*** LISTED RECORDS Section Begins ***

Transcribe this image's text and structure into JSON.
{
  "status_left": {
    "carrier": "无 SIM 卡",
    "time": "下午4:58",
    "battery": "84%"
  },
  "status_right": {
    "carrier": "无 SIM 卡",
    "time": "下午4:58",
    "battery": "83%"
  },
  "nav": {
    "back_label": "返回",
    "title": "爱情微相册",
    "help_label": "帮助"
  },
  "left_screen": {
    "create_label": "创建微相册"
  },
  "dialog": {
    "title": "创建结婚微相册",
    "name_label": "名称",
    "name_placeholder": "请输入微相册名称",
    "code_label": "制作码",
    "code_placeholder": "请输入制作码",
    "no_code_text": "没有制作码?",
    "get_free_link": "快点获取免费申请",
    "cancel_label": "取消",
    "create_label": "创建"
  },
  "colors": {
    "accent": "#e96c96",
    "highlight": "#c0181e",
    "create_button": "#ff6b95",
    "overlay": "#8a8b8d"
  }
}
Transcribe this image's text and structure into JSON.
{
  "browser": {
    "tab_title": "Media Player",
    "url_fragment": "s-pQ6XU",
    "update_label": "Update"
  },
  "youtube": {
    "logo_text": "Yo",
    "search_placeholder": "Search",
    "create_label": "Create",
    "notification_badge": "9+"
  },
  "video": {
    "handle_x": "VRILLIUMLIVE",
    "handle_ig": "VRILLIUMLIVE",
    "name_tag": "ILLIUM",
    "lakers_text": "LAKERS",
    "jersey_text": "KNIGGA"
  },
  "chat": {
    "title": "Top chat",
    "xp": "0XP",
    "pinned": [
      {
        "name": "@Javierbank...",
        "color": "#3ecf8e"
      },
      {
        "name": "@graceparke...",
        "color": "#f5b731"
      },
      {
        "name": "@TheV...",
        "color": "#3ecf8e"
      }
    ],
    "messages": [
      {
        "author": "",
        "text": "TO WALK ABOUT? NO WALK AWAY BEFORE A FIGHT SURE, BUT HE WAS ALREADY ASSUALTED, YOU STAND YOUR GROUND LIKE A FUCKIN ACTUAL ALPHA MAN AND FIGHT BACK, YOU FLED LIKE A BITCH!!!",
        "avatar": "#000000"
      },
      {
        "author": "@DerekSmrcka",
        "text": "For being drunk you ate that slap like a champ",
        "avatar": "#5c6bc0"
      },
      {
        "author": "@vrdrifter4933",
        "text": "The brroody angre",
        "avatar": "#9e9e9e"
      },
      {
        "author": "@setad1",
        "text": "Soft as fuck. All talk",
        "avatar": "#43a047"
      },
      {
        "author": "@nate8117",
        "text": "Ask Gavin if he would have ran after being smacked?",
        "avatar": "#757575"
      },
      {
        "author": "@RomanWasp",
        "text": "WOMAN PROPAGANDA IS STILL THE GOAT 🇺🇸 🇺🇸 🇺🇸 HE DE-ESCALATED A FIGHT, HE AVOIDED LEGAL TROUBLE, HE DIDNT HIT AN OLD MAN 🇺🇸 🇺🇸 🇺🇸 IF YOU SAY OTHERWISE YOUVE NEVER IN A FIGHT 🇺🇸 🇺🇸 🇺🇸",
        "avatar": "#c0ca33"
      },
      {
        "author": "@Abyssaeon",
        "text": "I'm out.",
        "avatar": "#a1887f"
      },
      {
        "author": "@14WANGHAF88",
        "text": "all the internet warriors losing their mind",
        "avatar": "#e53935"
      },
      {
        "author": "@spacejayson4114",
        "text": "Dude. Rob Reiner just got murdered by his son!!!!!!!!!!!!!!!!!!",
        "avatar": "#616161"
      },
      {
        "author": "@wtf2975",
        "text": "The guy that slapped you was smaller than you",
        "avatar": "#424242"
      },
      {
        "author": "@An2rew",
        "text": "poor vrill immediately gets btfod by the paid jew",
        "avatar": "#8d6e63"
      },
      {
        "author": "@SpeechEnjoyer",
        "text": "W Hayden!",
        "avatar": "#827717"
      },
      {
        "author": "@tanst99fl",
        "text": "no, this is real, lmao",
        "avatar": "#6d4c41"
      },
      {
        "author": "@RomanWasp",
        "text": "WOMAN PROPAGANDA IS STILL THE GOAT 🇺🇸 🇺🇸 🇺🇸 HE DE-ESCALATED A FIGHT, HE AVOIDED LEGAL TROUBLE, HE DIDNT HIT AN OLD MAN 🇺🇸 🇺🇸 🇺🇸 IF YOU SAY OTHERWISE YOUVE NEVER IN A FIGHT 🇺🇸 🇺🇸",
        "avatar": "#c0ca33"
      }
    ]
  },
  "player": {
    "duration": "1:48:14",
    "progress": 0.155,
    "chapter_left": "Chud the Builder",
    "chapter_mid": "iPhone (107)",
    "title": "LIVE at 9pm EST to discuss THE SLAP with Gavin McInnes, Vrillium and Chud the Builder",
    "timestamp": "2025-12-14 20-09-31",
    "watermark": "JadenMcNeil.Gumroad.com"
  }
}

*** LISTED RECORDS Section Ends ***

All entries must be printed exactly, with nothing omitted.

Transcribe this image's text and structure into JSON.
{
  "status_left": {
    "carrier": "无 SIM 卡",
    "time": "下午4:58",
    "battery": "84%"
  },
  "status_right": {
    "carrier": "无 SIM 卡",
    "time": "下午4:58",
    "battery": "83%"
  },
  "nav": {
    "back_label": "返回",
    "title": "爱情微相册",
    "help_label": "帮助"
  },
  "left_screen": {
    "create_label": "创建微相册"
  },
  "dialog": {
    "title": "创建结婚微相册",
    "name_label": "名称",
    "name_placeholder": "请输入微相册名称",
    "code_label": "制作码",
    "code_placeholder": "请输入制作码",
    "no_code_text": "没有制作码?",
    "get_free_link": "快点获取免费申请",
    "cancel_label": "取消",
    "create_label": "创建"
  },
  "colors": {
    "accent": "#e96c96",
    "highlight": "#c0181e",
    "create_button": "#ff6b95",
    "overlay": "#8a8b8d"
  }
}
Transcribe this image's text and structure into JSON.
{
  "browser": {
    "tab_title": "Media Player",
    "url_fragment": "s-pQ6XU",
    "update_label": "Update"
  },
  "youtube": {
    "logo_text": "Yo",
    "search_placeholder": "Search",
    "create_label": "Create",
    "notification_badge": "9+"
  },
  "video": {
    "handle_x": "VRILLIUMLIVE",
    "handle_ig": "VRILLIUMLIVE",
    "name_tag": "ILLIUM",
    "lakers_text": "LAKERS",
    "jersey_text": "KNIGGA"
  },
  "chat": {
    "title": "Top chat",
    "xp": "0XP",
    "pinned": [
      {
        "name": "@Javierbank...",
        "color": "#3ecf8e"
      },
      {
        "name": "@graceparke...",
        "color": "#f5b731"
      },
      {
        "name": "@TheV...",
        "color": "#3ecf8e"
      }
    ],
    "messages": [
      {
        "author": "",
        "text": "TO WALK ABOUT? NO WALK AWAY BEFORE A FIGHT SURE, BUT HE WAS ALREADY ASSUALTED, YOU STAND YOUR GROUND LIKE A FUCKIN ACTUAL ALPHA MAN AND FIGHT BACK, YOU FLED LIKE A BITCH!!!",
        "avatar": "#000000"
      },
      {
        "author": "@DerekSmrcka",
        "text": "For being drunk you ate that slap like a champ",
        "avatar": "#5c6bc0"
      },
      {
        "author": "@vrdrifter4933",
        "text": "The brroody angre",
        "avatar": "#9e9e9e"
      },
      {
        "author": "@setad1",
        "text": "Soft as fuck. All talk",
        "avatar": "#43a047"
      },
      {
        "author": "@nate8117",
        "text": "Ask Gavin if he would have ran after being smacked?",
        "avatar": "#757575"
      },
      {
        "author": "@RomanWasp",
        "text": "WOMAN PROPAGANDA IS STILL THE GOAT 🇺🇸 🇺🇸 🇺🇸 HE DE-ESCALATED A FIGHT, HE AVOIDED LEGAL TROUBLE, HE DIDNT HIT AN OLD MAN 🇺🇸 🇺🇸 🇺🇸 IF YOU SAY OTHERWISE YOUVE NEVER IN A FIGHT 🇺🇸 🇺🇸 🇺🇸",
        "avatar": "#c0ca33"
      },
      {
        "author": "@Abyssaeon",
        "text": "I'm out.",
        "avatar": "#a1887f"
      },
      {
        "author": "@14WANGHAF88",
        "text": "all the internet warriors losing their mind",
        "avatar": "#e53935"
      },
      {
        "author": "@spacejayson4114",
        "text": "Dude. Rob Reiner just got murdered by his son!!!!!!!!!!!!!!!!!!",
        "avatar": "#616161"
      },
      {
        "author": "@wtf2975",
        "text": "The guy that slapped you was smaller than you",
        "avatar": "#424242"
      },
      {
        "author": "@An2rew",
        "text": "poor vrill immediately gets btfod by the paid jew",
        "avatar": "#8d6e63"
      },
      {
        "author": "@SpeechEnjoyer",
        "text": "W Hayden!",
        "avatar": "#827717"
      },
      {
        "author": "@tanst99fl",
        "text": "no, this is real, lmao",
        "avatar": "#6d4c41"
      },
      {
        "author": "@RomanWasp",
        "text": "WOMAN PROPAGANDA IS STILL THE GOAT 🇺🇸 🇺🇸 🇺🇸 HE DE-ESCALATED A FIGHT, HE AVOIDED LEGAL TROUBLE, HE DIDNT HIT AN OLD MAN 🇺🇸 🇺🇸 🇺🇸 IF YOU SAY OTHERWISE YOUVE NEVER IN A FIGHT 🇺🇸 🇺🇸",
        "avatar": "#c0ca33"
      }
    ]
  },
  "player": {
    "duration": "1:48:14",
    "progress": 0.155,
    "chapter_left": "Chud the Builder",
    "chapter_mid": "iPhone (107)",
    "title": "LIVE at 9pm EST to discuss THE SLAP with Gavin McInnes, Vrillium and Chud the Builder",
    "timestamp": "2025-12-14 20-09-31",
    "watermark": "JadenMcNeil.Gumroad.com"
  }
}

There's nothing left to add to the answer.